▸ **EXERCISE BRIEF**
Reproduce all the data exactly, without pictures.

▸ **DATA SHOWN**
_ _ _ _

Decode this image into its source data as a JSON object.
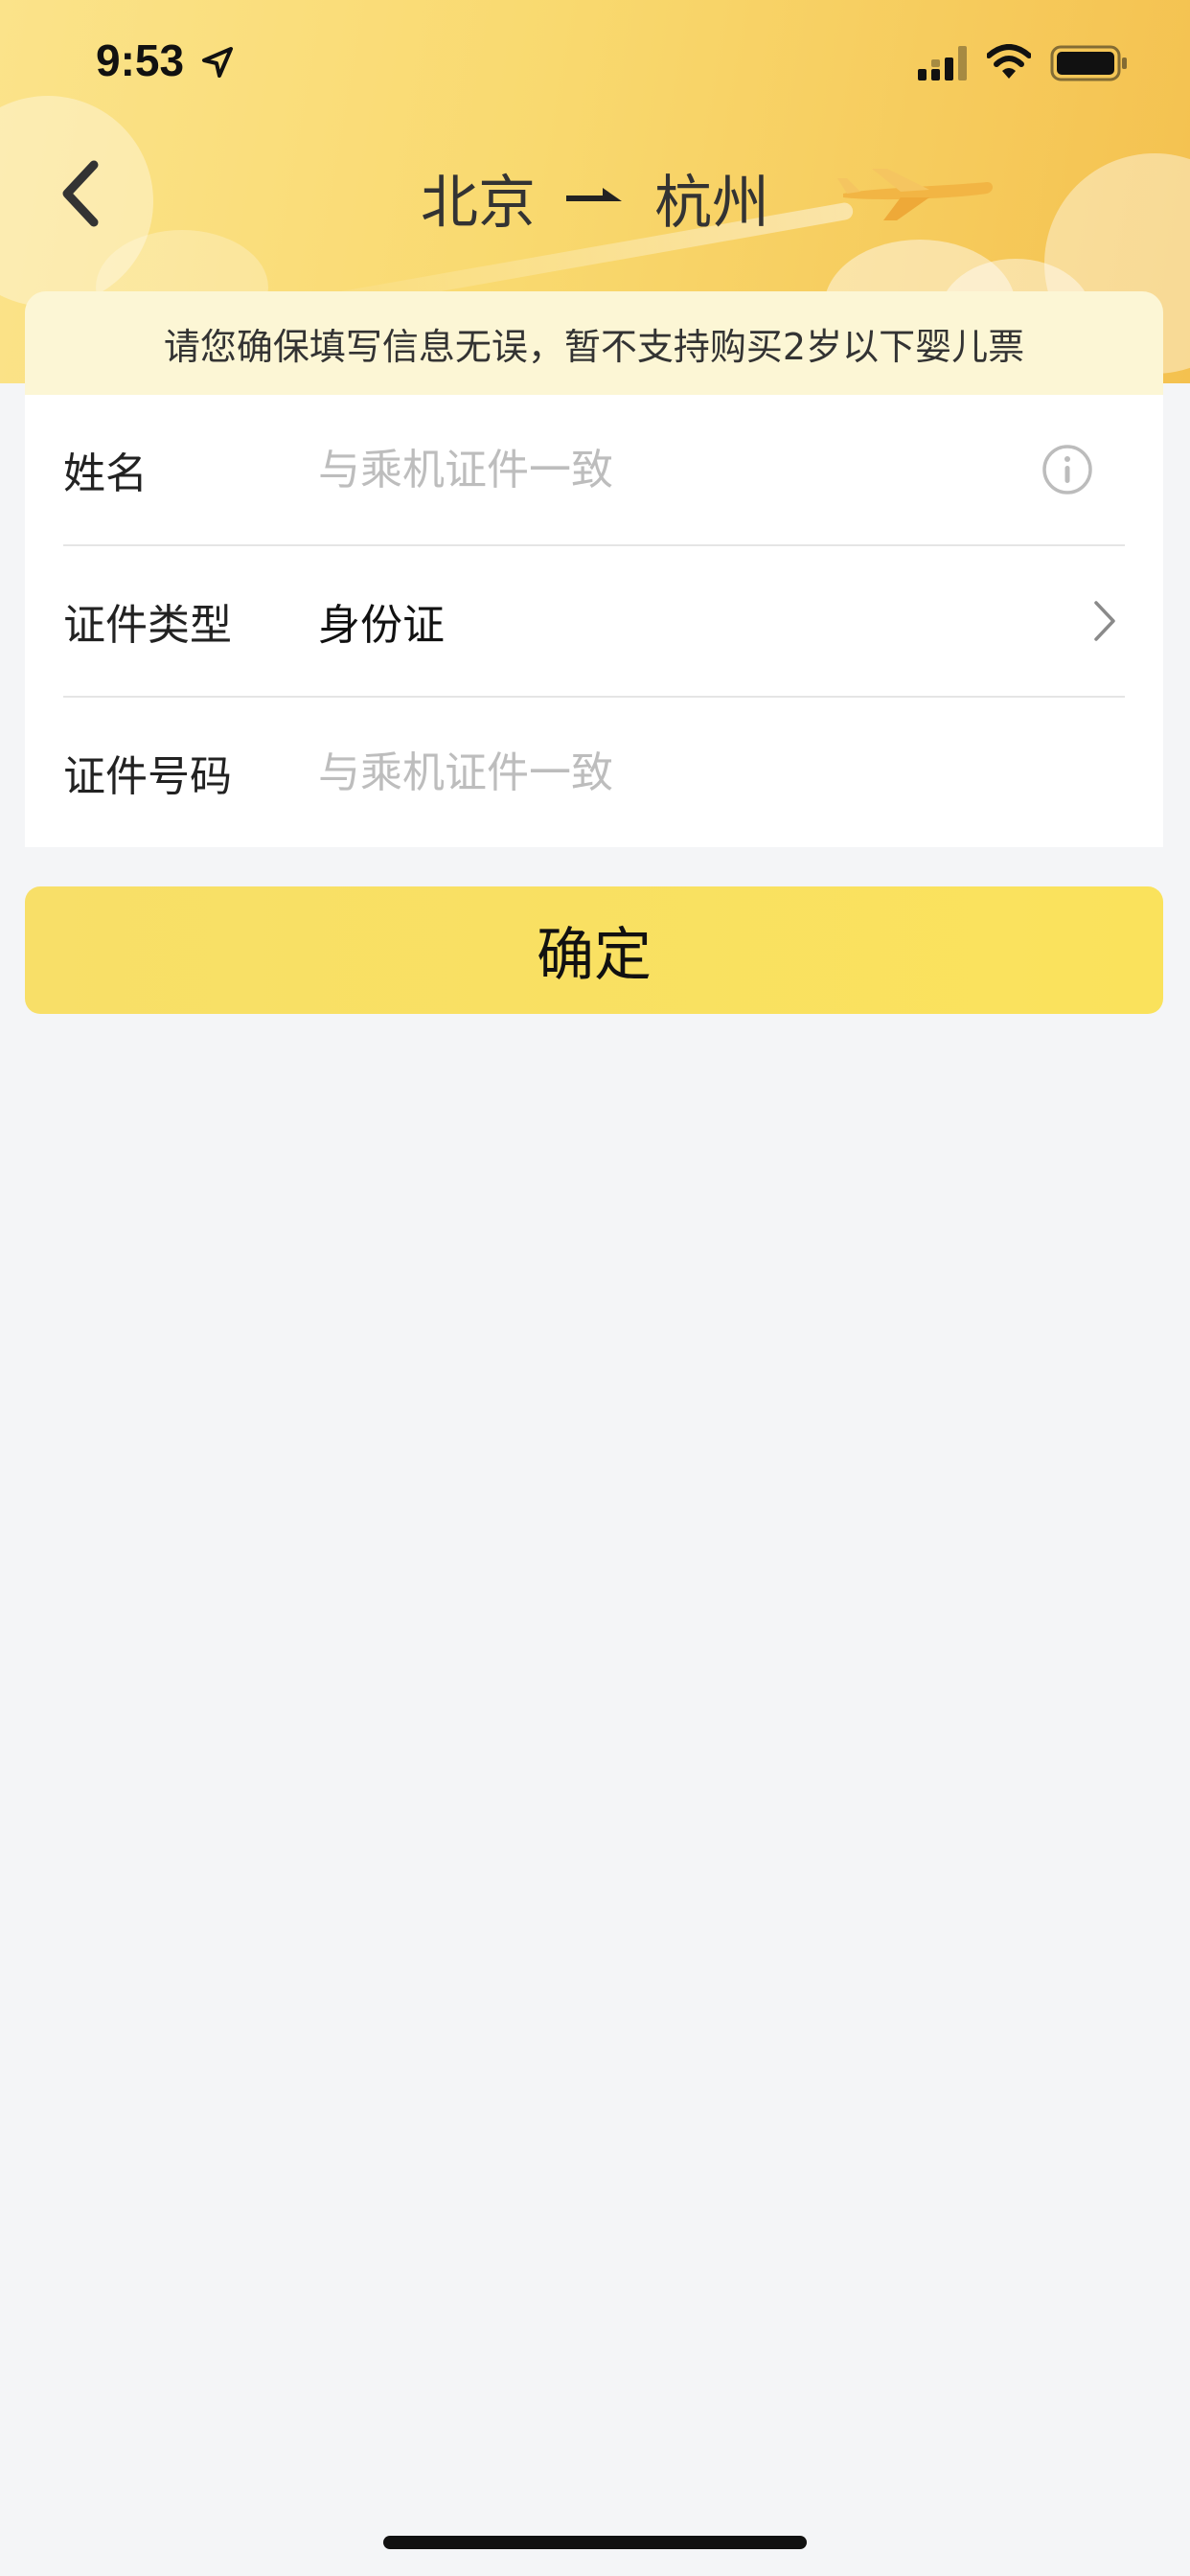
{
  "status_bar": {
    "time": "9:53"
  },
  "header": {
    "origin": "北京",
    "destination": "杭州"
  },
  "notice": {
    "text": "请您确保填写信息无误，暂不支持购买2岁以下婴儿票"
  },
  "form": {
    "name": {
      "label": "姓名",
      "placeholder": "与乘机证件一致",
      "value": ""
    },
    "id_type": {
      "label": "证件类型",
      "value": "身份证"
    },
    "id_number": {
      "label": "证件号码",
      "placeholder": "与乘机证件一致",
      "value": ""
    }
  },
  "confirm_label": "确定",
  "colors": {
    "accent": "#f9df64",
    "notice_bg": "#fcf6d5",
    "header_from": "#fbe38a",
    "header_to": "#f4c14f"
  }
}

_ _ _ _

▸ **YOUR RESPONSE**
Decode this image into its source data as a JSON object.
{
  "status_bar": {
    "time": "9:53"
  },
  "header": {
    "origin": "北京",
    "destination": "杭州"
  },
  "notice": {
    "text": "请您确保填写信息无误，暂不支持购买2岁以下婴儿票"
  },
  "form": {
    "name": {
      "label": "姓名",
      "placeholder": "与乘机证件一致",
      "value": ""
    },
    "id_type": {
      "label": "证件类型",
      "value": "身份证"
    },
    "id_number": {
      "label": "证件号码",
      "placeholder": "与乘机证件一致",
      "value": ""
    }
  },
  "confirm_label": "确定",
  "colors": {
    "accent": "#f9df64",
    "notice_bg": "#fcf6d5",
    "header_from": "#fbe38a",
    "header_to": "#f4c14f"
  }
}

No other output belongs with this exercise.